Our ethical standards
We are a leading research university committed to maintaining the highest standards of research excellence and integrity.
We uphold the principles outlined in the Concordat to Support Research Integrity (Universities UK, July 2012) and continue to work to further enhance and strengthen our arrangements and research culture in this area.
In addition to our own Code of Good Practice in Research Integrity, we make sure our research complies with ethical principles set out by the Research Councils.
Requirements for all our research
All researchers (staff and students, undergraduate and postgraduate) must ensure their research is conducted according to appropriate ethical, legal and professional frameworks, obligations and standards.
Before you perform any research activity, you must:
- complete, submit and have agreed an Ethical Implications of Research Activity (EIRA) 1 form
- (if you require ethical approval) seek and obtain full ethical committee approval
This requirement applies to externally or internally-funded research, consultancies and external partnerships as well as other activity.

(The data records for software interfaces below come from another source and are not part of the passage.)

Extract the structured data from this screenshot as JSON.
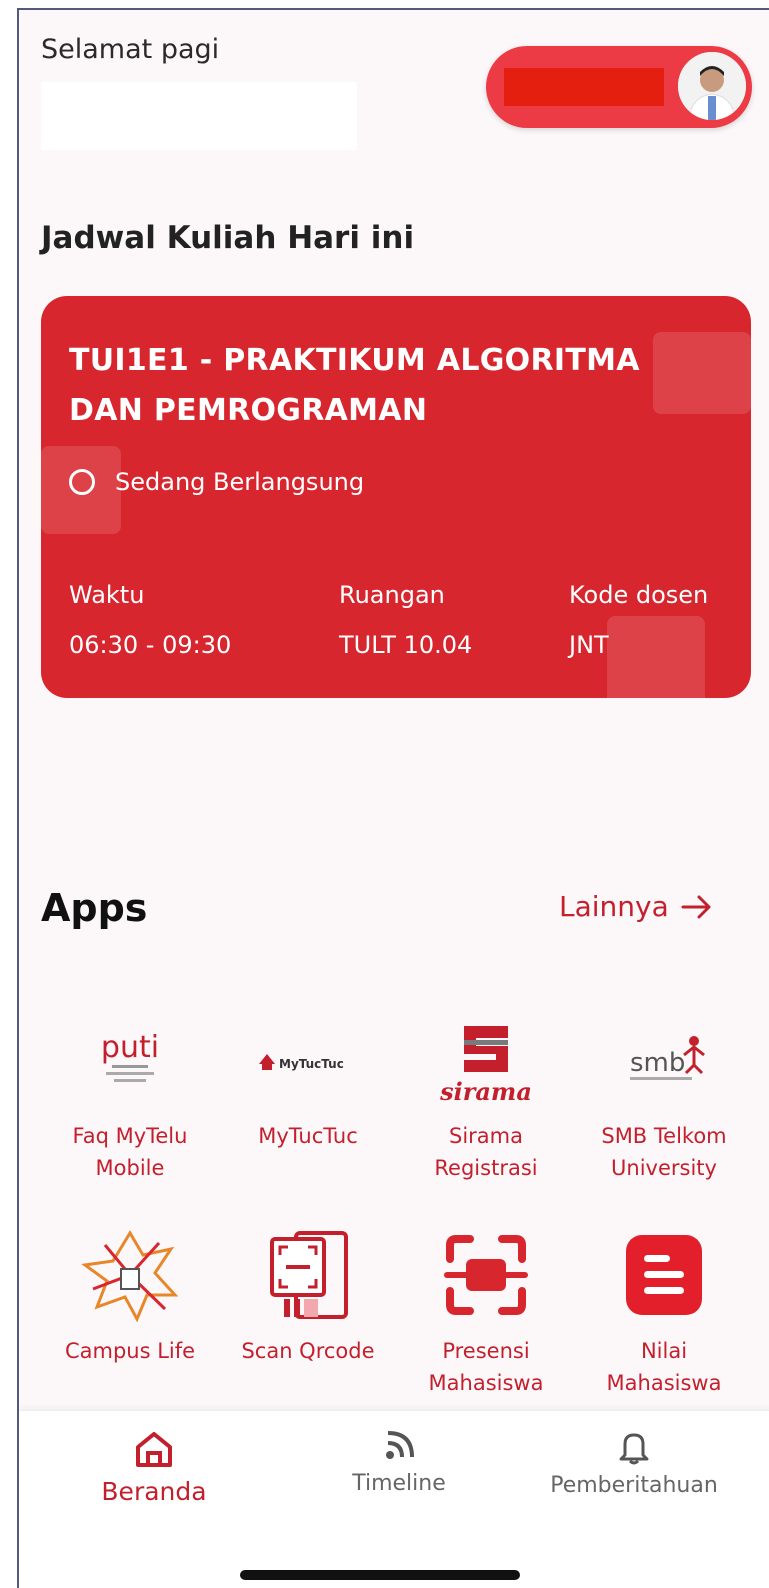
{
  "header": {
    "greeting": "Selamat pagi"
  },
  "schedule": {
    "section_title": "Jadwal Kuliah Hari ini",
    "course_title": "TUI1E1 - PRAKTIKUM ALGORITMA DAN PEMROGRAMAN",
    "status": "Sedang Berlangsung",
    "time_label": "Waktu",
    "time_value": "06:30 - 09:30",
    "room_label": "Ruangan",
    "room_value": "TULT 10.04",
    "lecturer_label": "Kode dosen",
    "lecturer_value": "JNT"
  },
  "apps": {
    "title": "Apps",
    "more_label": "Lainnya",
    "items": [
      {
        "label_1": "Faq MyTelu",
        "label_2": "Mobile",
        "icon": "puti-logo"
      },
      {
        "label_1": "MyTucTuc",
        "label_2": "",
        "icon": "mytuctuc-logo"
      },
      {
        "label_1": "Sirama",
        "label_2": "Registrasi",
        "icon": "sirama-logo"
      },
      {
        "label_1": "SMB Telkom",
        "label_2": "University",
        "icon": "smb-logo"
      },
      {
        "label_1": "Campus Life",
        "label_2": "",
        "icon": "campus-life-logo"
      },
      {
        "label_1": "Scan Qrcode",
        "label_2": "",
        "icon": "scan-qrcode-icon"
      },
      {
        "label_1": "Presensi",
        "label_2": "Mahasiswa",
        "icon": "presensi-scan-icon"
      },
      {
        "label_1": "Nilai",
        "label_2": "Mahasiswa",
        "icon": "nilai-icon"
      }
    ],
    "logo_text": {
      "puti": "puti",
      "mytuctuc": "MyTucTuc",
      "sirama": "sirama",
      "smb": "smb"
    }
  },
  "nav": {
    "home": "Beranda",
    "timeline": "Timeline",
    "notifications": "Pemberitahuan"
  },
  "colors": {
    "primary": "#d8262f",
    "accent_text": "#c41f2c"
  }
}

This also applies to staff and student research activities.
Any significant change to a project for which an EIRA form has been completed will require a new EIRA form.
The process of completing an EIRA form
The entire process of filling out, reviewing and signing off the form takes place online.
- The Principal Investigator (PI) completes the form and sends it to a Second Reader.
- The Second Reader reviews the form and either sends it back to the PI with comments or forwards it to the Head of Department/Division. (The Departmental Research Ethics Officer is automatically notified when the form reaches the Head of Department/Division.)
- The Head of Department/Division can either send it back to the PI with comments or sign it off.
- The DREO will review issues for action and inclusion in the Departmental Annual Monitoring Report.
If you need advice on identifying or assessing ethical issues or completing the form, you should contact your DREO.
If you answer 'yes' to any questions in Section 1, 2 or 3 your project will require formal ethical consideration. Please ensure that you seek guidance from your Faculty/School to ensure that the necessary ethical approvals are in place before the project starts.
Research requiring additional ethical reviews
If you are unsure whether your project falls under the definition of 'Research' according to the UK Policy Framework for Health and Social Care Research please use this decision tool to help you confirm what kind of ethical consideration your project requires.
Your research may require additional ethical reviews if it involves:
- human participants, blood or human tissue (see the guidance for applying for University sponsorship to work in the NHS, Psychology Ethics Committee and the Research Ethics Approval Committee for Health)
- people who do not have capacity to consent (see the guidance for applying for University sponsorship to work in the NHS, Psychology Ethics Committee and the Research Ethics Approval Committee for Health)
- NHS (see the guidance for applying for University sponsorship to work in the NHS and Research Ethics Approval Committee for Health)
- clinical trials (see the guidance for applying for University sponsorship to work in the NHS and Research Ethics Approval Committee for Health)
- sensitive data (contact your Department Research Ethics Officer (DREO) in the first instance); the Library has a page with further guidance on storage, encryption, transfer and disposal of sensitive data. The Research Data Service run an annual workshop on managing sensitive data. If you need to organise a bespoke training session please e-mail them
- funding by ESRC see Social Sciences Research Committee for more details
Contact your DREO to find out if your research requires additional ethical reviews.
Even if you have been awarded a research grant, you will not receive the funding before completing these additional reviews.
According to the Act, it is unlawful to remove, store or use human tissue from the living or deceased without appropriate consent; the consent must be for specified ethically approved research or health-related purposes. This offence is punishable by a fine and/or three years' imprisonment.
The Human Tissue Authority's codes of practice give practical guidance on human tissue legislation.
The University does not hold a licence for usage or storage of human tissue. As such, all work involving human tissue can only be done under Sponsorship. For more details see the guidance for applying for University sponsorship
If your research involves the study of terrorism and you require access to material which supports terrorism as part of your work, please register your research with Nicky Kemp, Director of Policy, Planning and Compliance. More information and guidance can be found in section 2.5.1 'Security Sensitive Research' of the University's Prevent Policy.
Conducting confidential research interviews online
Microsoft Teams is the recommended platform for conducting confidential research interviews online. Read our guide to conducting confidential research interviews online to ensure confidentiality, privacy and data protection requirements are adhered to when recording and storing online interviews.
Training courses and support
Research Ethics and Governance online course
Concordat to Support Research Integrity online course for staff
Concordat to Support Research Integrity online course for doctoral students
Research Data Service Training Sessions
Managing Human Participant Research Data: moodle course
Writing your Data Management Plan: moodle course
Human Tissue Act and associated codes of practice : [MRC online course](You can access training online through the Medical Research Council’s Regulatory Support Centre